- RECORDED DATA -
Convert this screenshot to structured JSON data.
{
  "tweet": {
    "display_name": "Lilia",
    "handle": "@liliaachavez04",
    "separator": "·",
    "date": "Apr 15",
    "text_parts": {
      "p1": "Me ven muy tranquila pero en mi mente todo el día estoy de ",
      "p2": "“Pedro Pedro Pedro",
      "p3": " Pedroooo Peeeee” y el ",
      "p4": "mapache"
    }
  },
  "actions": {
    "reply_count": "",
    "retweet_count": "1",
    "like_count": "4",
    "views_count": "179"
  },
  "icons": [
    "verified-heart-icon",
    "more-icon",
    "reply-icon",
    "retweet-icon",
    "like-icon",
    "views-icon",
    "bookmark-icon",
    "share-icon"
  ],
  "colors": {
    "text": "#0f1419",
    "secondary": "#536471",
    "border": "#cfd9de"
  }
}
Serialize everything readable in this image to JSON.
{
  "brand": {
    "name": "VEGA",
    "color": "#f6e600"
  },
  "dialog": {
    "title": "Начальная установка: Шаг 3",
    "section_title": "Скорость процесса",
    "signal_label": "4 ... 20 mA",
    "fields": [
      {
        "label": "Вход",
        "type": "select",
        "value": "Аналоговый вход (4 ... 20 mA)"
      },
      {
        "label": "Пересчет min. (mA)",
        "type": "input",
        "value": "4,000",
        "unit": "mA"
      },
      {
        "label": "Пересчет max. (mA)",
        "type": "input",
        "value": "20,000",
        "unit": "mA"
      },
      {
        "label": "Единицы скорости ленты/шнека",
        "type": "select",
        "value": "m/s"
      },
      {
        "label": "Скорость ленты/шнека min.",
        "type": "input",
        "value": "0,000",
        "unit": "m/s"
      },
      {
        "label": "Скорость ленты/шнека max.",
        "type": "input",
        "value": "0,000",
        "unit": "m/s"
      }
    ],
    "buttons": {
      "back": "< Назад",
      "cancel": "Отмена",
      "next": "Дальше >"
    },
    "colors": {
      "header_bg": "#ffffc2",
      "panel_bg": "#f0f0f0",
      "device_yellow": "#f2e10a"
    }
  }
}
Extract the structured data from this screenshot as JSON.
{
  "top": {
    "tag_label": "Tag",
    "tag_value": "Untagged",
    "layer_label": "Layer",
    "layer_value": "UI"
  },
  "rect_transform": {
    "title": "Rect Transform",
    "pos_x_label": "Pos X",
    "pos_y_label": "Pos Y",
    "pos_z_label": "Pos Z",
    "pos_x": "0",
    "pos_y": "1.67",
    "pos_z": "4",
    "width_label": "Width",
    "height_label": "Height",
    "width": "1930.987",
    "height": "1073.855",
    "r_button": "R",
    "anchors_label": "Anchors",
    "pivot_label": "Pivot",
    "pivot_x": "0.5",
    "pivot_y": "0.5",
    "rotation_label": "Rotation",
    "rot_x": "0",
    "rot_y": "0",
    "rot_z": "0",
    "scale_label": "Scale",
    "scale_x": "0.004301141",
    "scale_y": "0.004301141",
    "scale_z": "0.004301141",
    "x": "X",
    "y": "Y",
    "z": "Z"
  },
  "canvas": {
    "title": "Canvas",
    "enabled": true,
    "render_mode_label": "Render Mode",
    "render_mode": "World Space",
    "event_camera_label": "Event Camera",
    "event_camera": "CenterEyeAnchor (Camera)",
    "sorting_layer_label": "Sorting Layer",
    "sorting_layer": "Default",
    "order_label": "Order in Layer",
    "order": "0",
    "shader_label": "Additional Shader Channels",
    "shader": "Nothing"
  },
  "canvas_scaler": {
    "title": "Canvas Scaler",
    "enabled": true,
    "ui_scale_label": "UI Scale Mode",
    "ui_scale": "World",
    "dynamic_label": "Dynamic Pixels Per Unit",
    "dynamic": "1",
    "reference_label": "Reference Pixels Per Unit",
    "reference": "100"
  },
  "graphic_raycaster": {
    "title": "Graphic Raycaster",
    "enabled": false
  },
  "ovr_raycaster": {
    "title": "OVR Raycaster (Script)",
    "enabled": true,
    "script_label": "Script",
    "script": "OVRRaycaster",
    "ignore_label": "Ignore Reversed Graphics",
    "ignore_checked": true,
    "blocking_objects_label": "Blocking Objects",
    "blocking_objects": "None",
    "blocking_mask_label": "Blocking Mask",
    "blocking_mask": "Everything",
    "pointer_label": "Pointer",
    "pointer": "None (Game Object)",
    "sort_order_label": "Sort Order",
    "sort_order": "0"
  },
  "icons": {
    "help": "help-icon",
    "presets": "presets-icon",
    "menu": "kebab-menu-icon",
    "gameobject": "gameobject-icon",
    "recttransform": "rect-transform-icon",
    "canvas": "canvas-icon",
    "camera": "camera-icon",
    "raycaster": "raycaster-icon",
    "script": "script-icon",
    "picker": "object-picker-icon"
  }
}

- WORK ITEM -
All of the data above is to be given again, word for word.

- TASK OUTPUT -
Convert this screenshot to structured JSON data.
{
  "tweet": {
    "display_name": "Lilia",
    "handle": "@liliaachavez04",
    "separator": "·",
    "date": "Apr 15",
    "text_parts": {
      "p1": "Me ven muy tranquila pero en mi mente todo el día estoy de ",
      "p2": "“Pedro Pedro Pedro",
      "p3": " Pedroooo Peeeee” y el ",
      "p4": "mapache"
    }
  },
  "actions": {
    "reply_count": "",
    "retweet_count": "1",
    "like_count": "4",
    "views_count": "179"
  },
  "icons": [
    "verified-heart-icon",
    "more-icon",
    "reply-icon",
    "retweet-icon",
    "like-icon",
    "views-icon",
    "bookmark-icon",
    "share-icon"
  ],
  "colors": {
    "text": "#0f1419",
    "secondary": "#536471",
    "border": "#cfd9de"
  }
}
Serialize everything readable in this image to JSON.
{
  "brand": {
    "name": "VEGA",
    "color": "#f6e600"
  },
  "dialog": {
    "title": "Начальная установка: Шаг 3",
    "section_title": "Скорость процесса",
    "signal_label": "4 ... 20 mA",
    "fields": [
      {
        "label": "Вход",
        "type": "select",
        "value": "Аналоговый вход (4 ... 20 mA)"
      },
      {
        "label": "Пересчет min. (mA)",
        "type": "input",
        "value": "4,000",
        "unit": "mA"
      },
      {
        "label": "Пересчет max. (mA)",
        "type": "input",
        "value": "20,000",
        "unit": "mA"
      },
      {
        "label": "Единицы скорости ленты/шнека",
        "type": "select",
        "value": "m/s"
      },
      {
        "label": "Скорость ленты/шнека min.",
        "type": "input",
        "value": "0,000",
        "unit": "m/s"
      },
      {
        "label": "Скорость ленты/шнека max.",
        "type": "input",
        "value": "0,000",
        "unit": "m/s"
      }
    ],
    "buttons": {
      "back": "< Назад",
      "cancel": "Отмена",
      "next": "Дальше >"
    },
    "colors": {
      "header_bg": "#ffffc2",
      "panel_bg": "#f0f0f0",
      "device_yellow": "#f2e10a"
    }
  }
}
Extract the structured data from this screenshot as JSON.
{
  "top": {
    "tag_label": "Tag",
    "tag_value": "Untagged",
    "layer_label": "Layer",
    "layer_value": "UI"
  },
  "rect_transform": {
    "title": "Rect Transform",
    "pos_x_label": "Pos X",
    "pos_y_label": "Pos Y",
    "pos_z_label": "Pos Z",
    "pos_x": "0",
    "pos_y": "1.67",
    "pos_z": "4",
    "width_label": "Width",
    "height_label": "Height",
    "width": "1930.987",
    "height": "1073.855",
    "r_button": "R",
    "anchors_label": "Anchors",
    "pivot_label": "Pivot",
    "pivot_x": "0.5",
    "pivot_y": "0.5",
    "rotation_label": "Rotation",
    "rot_x": "0",
    "rot_y": "0",
    "rot_z": "0",
    "scale_label": "Scale",
    "scale_x": "0.004301141",
    "scale_y": "0.004301141",
    "scale_z": "0.004301141",
    "x": "X",
    "y": "Y",
    "z": "Z"
  },
  "canvas": {
    "title": "Canvas",
    "enabled": true,
    "render_mode_label": "Render Mode",
    "render_mode": "World Space",
    "event_camera_label": "Event Camera",
    "event_camera": "CenterEyeAnchor (Camera)",
    "sorting_layer_label": "Sorting Layer",
    "sorting_layer": "Default",
    "order_label": "Order in Layer",
    "order": "0",
    "shader_label": "Additional Shader Channels",
    "shader": "Nothing"
  },
  "canvas_scaler": {
    "title": "Canvas Scaler",
    "enabled": true,
    "ui_scale_label": "UI Scale Mode",
    "ui_scale": "World",
    "dynamic_label": "Dynamic Pixels Per Unit",
    "dynamic": "1",
    "reference_label": "Reference Pixels Per Unit",
    "reference": "100"
  },
  "graphic_raycaster": {
    "title": "Graphic Raycaster",
    "enabled": false
  },
  "ovr_raycaster": {
    "title": "OVR Raycaster (Script)",
    "enabled": true,
    "script_label": "Script",
    "script": "OVRRaycaster",
    "ignore_label": "Ignore Reversed Graphics",
    "ignore_checked": true,
    "blocking_objects_label": "Blocking Objects",
    "blocking_objects": "None",
    "blocking_mask_label": "Blocking Mask",
    "blocking_mask": "Everything",
    "pointer_label": "Pointer",
    "pointer": "None (Game Object)",
    "sort_order_label": "Sort Order",
    "sort_order": "0"
  },
  "icons": {
    "help": "help-icon",
    "presets": "presets-icon",
    "menu": "kebab-menu-icon",
    "gameobject": "gameobject-icon",
    "recttransform": "rect-transform-icon",
    "canvas": "canvas-icon",
    "camera": "camera-icon",
    "raycaster": "raycaster-icon",
    "script": "script-icon",
    "picker": "object-picker-icon"
  }
}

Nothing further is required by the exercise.